granted or not granted licenses yet the regulations provide for 45 days within, which the ministry must approve or reject
He adds that the requirement of new and existing
companies having a minimum capital of Shillings 50 million and a bank guarantee of 100
is very high. "Government should have consulted us before
putting in place the new regulations," he adds, "these regulations
will make it more expensive to recruit and deploy migrant workers because
even the pre-departure training period has also been increased from 7
days to 14 days."
Mukundane explains further that while the
government set 1,100 USD as the maximum amount for placement fees charged
per migrant worker in the 2014 bilateral arrangements, the figure is much
higher than before because of the travel requirements during the COVID-19 pandemic. "Government needs to revise this figure to 2,500 USD
because companies spend over 1,000USD on air tickets, COVID-19 tests, medical examination and quarantine
and another 1,000 USD for training, acquiring passports, certificates of good
conduct among other items," he adds.
For instance, in 2014, Mukundane says the air tickets to most
of the Middle Eastern cities cost an average of 300 USD and passports cost Shillings 150,000. However, the prices for both

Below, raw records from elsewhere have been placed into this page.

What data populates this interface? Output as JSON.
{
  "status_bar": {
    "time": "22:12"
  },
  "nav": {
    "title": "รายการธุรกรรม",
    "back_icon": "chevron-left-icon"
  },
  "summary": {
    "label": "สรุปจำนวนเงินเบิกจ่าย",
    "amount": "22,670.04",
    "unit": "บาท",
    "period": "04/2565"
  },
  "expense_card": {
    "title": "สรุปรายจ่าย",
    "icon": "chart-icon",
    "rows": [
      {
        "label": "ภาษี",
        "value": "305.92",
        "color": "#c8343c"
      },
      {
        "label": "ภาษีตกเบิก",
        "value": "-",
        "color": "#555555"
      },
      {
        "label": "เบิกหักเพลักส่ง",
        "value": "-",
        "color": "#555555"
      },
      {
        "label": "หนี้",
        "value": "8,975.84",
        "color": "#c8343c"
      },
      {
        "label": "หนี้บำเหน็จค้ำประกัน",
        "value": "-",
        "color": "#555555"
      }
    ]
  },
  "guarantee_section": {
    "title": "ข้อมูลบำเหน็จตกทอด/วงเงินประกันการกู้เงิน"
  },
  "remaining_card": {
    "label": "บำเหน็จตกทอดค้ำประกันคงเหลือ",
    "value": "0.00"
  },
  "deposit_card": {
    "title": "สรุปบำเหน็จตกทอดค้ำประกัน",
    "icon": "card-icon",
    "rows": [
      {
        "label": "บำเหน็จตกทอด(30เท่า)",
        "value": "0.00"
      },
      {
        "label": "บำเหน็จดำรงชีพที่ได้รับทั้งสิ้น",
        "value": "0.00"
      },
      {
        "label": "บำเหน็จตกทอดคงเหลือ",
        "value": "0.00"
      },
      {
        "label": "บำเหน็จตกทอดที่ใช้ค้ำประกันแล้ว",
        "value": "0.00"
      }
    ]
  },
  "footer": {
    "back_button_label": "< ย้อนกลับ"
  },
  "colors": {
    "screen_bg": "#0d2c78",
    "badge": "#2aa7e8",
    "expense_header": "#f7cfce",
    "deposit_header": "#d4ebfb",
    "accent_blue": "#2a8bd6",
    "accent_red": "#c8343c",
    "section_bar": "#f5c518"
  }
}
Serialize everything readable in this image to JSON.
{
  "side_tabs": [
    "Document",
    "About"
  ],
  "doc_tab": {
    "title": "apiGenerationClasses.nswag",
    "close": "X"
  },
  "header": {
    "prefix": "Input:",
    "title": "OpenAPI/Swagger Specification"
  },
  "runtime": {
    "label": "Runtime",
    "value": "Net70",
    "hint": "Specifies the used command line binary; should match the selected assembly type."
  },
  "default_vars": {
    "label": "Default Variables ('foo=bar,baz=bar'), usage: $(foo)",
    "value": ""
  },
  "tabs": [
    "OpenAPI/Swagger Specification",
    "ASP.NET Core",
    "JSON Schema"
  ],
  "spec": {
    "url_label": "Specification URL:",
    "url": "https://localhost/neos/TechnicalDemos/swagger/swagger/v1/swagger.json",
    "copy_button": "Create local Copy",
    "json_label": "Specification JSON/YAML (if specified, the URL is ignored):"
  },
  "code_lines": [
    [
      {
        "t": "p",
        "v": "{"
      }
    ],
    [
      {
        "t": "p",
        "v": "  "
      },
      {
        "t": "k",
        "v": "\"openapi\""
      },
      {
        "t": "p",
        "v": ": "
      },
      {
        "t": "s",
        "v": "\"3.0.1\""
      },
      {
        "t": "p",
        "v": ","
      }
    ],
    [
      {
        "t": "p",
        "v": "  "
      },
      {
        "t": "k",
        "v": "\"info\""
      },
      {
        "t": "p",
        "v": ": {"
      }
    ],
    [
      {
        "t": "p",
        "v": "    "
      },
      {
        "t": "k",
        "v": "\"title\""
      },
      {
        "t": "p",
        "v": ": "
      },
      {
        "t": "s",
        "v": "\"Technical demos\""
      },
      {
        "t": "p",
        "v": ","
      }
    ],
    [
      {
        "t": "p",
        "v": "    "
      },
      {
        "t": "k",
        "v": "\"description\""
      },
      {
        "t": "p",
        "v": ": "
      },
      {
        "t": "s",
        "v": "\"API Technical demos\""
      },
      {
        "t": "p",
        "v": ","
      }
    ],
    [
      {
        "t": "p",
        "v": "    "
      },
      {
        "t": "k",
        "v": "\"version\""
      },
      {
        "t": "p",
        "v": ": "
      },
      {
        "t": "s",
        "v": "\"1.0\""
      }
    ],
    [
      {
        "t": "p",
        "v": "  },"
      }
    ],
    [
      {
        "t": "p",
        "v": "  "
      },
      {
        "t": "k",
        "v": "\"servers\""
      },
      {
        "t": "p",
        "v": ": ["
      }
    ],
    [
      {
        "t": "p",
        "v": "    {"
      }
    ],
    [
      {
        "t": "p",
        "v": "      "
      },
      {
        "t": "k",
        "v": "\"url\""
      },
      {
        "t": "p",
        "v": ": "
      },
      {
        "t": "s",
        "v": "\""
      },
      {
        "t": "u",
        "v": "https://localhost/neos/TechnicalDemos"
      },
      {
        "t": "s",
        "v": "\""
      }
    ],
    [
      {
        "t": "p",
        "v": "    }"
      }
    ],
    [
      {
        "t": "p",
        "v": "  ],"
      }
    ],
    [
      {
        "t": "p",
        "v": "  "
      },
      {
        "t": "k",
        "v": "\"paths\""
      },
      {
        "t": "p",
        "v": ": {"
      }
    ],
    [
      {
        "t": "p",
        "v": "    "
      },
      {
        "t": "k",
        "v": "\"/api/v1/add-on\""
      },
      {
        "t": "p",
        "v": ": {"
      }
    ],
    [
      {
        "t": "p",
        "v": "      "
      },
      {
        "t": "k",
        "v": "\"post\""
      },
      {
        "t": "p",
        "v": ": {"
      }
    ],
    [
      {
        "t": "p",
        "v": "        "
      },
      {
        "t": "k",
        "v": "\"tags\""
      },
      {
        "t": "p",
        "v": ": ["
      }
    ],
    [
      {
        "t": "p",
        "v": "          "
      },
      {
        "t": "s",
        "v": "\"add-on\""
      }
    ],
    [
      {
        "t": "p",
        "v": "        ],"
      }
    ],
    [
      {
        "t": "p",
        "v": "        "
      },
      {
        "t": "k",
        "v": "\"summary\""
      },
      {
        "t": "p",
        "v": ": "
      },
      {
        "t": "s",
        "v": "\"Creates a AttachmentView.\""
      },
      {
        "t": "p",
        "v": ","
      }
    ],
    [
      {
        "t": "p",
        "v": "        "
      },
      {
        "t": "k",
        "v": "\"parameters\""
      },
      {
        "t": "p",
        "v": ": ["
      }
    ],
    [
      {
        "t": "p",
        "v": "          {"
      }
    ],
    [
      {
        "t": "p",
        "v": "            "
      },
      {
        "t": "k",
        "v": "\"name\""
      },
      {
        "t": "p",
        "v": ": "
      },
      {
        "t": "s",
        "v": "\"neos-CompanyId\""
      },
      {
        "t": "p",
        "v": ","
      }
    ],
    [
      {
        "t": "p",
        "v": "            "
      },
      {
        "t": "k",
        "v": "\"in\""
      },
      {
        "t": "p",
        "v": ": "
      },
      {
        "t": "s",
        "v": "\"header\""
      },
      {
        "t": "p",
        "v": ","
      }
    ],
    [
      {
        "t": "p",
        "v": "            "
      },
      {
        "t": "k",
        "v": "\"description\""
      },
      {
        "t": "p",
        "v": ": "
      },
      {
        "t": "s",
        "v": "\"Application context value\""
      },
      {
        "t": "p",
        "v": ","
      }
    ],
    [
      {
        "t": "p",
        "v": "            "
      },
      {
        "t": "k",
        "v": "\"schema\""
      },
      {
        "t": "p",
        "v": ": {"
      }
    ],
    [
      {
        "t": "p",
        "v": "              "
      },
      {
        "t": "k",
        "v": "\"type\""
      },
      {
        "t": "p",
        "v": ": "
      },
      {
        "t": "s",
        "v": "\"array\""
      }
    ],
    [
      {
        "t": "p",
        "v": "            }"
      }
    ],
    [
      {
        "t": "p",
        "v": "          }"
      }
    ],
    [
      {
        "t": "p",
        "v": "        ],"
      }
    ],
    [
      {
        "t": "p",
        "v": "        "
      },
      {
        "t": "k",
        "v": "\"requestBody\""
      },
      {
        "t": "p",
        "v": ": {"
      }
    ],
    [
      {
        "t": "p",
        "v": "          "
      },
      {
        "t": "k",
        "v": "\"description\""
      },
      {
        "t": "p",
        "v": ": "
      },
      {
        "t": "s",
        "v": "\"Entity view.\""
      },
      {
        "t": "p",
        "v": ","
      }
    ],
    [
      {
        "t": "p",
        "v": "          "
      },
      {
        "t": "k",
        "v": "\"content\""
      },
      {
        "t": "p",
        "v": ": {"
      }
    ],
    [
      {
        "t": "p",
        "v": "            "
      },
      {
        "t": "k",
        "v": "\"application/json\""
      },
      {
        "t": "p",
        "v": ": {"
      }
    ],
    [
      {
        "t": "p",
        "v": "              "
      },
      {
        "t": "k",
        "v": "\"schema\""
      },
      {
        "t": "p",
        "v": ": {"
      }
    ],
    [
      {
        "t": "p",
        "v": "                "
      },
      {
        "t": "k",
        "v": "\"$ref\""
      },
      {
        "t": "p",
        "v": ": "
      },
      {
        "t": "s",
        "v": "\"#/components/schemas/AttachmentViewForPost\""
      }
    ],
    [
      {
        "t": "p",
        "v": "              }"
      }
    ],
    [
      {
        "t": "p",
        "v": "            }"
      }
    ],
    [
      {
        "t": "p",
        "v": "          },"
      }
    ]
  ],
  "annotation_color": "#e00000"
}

items have since doubled. Apart
from the financial implications, Mukundane says the new regulations could
discourage foreign partners from investing in new companies due to the high
costs involved in acquiring a license
and training the migrant workers among others.
He says an average of 300 to 500 Ugandan migrant
workers left the country for work abroad between January to May this year. They
went mainly to Saudi Arabia, United Arab Emirates-UAE and Oman. In August alone, 13,000 Ugandans, mainly
domestic workers left for work in mainly the Middle East. He says
that the regulations are timely for the protection of migrant
workers especially when they meet challenges such as sustaining injuries or
even dying abroad. He, however, insists on the
need for the government to meet the labour companies to reach a
consensus on how to meet requirements in the new regulations.